[Dataset items]
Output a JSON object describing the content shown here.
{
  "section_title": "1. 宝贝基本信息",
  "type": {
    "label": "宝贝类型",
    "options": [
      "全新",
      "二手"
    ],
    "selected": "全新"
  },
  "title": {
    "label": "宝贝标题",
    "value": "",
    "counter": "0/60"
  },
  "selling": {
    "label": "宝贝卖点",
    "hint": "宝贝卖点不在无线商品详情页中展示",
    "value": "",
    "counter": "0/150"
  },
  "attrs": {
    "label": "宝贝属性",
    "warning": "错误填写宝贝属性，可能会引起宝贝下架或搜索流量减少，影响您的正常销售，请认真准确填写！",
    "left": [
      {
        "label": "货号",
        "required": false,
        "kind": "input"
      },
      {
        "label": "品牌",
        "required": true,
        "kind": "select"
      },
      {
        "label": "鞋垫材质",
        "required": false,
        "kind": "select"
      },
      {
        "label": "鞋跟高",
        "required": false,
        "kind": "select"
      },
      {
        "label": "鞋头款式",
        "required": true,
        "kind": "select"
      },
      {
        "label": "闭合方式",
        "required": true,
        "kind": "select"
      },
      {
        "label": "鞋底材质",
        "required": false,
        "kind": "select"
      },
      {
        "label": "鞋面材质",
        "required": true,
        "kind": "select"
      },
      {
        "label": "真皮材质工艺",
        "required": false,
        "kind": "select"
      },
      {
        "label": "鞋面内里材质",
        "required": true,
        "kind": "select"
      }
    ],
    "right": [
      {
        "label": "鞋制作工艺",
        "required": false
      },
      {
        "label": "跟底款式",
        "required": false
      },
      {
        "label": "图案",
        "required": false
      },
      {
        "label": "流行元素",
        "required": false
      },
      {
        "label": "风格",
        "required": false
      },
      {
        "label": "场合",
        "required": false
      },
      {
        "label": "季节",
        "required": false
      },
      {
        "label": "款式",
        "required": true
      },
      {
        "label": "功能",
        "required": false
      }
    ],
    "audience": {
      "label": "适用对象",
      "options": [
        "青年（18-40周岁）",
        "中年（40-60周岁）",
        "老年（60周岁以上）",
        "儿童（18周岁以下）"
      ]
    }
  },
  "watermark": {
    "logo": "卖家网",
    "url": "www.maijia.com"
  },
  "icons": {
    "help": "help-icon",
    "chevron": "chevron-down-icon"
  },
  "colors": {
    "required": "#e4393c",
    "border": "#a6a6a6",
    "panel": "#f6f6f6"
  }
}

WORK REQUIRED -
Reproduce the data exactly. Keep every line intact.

RESULT OF THE TASK -
Output a JSON object describing the content shown here.
{
  "section_title": "1. 宝贝基本信息",
  "type": {
    "label": "宝贝类型",
    "options": [
      "全新",
      "二手"
    ],
    "selected": "全新"
  },
  "title": {
    "label": "宝贝标题",
    "value": "",
    "counter": "0/60"
  },
  "selling": {
    "label": "宝贝卖点",
    "hint": "宝贝卖点不在无线商品详情页中展示",
    "value": "",
    "counter": "0/150"
  },
  "attrs": {
    "label": "宝贝属性",
    "warning": "错误填写宝贝属性，可能会引起宝贝下架或搜索流量减少，影响您的正常销售，请认真准确填写！",
    "left": [
      {
        "label": "货号",
        "required": false,
        "kind": "input"
      },
      {
        "label": "品牌",
        "required": true,
        "kind": "select"
      },
      {
        "label": "鞋垫材质",
        "required": false,
        "kind": "select"
      },
      {
        "label": "鞋跟高",
        "required": false,
        "kind": "select"
      },
      {
        "label": "鞋头款式",
        "required": true,
        "kind": "select"
      },
      {
        "label": "闭合方式",
        "required": true,
        "kind": "select"
      },
      {
        "label": "鞋底材质",
        "required": false,
        "kind": "select"
      },
      {
        "label": "鞋面材质",
        "required": true,
        "kind": "select"
      },
      {
        "label": "真皮材质工艺",
        "required": false,
        "kind": "select"
      },
      {
        "label": "鞋面内里材质",
        "required": true,
        "kind": "select"
      }
    ],
    "right": [
      {
        "label": "鞋制作工艺",
        "required": false
      },
      {
        "label": "跟底款式",
        "required": false
      },
      {
        "label": "图案",
        "required": false
      },
      {
        "label": "流行元素",
        "required": false
      },
      {
        "label": "风格",
        "required": false
      },
      {
        "label": "场合",
        "required": false
      },
      {
        "label": "季节",
        "required": false
      },
      {
        "label": "款式",
        "required": true
      },
      {
        "label": "功能",
        "required": false
      }
    ],
    "audience": {
      "label": "适用对象",
      "options": [
        "青年（18-40周岁）",
        "中年（40-60周岁）",
        "老年（60周岁以上）",
        "儿童（18周岁以下）"
      ]
    }
  },
  "watermark": {
    "logo": "卖家网",
    "url": "www.maijia.com"
  },
  "icons": {
    "help": "help-icon",
    "chevron": "chevron-down-icon"
  },
  "colors": {
    "required": "#e4393c",
    "border": "#a6a6a6",
    "panel": "#f6f6f6"
  }
}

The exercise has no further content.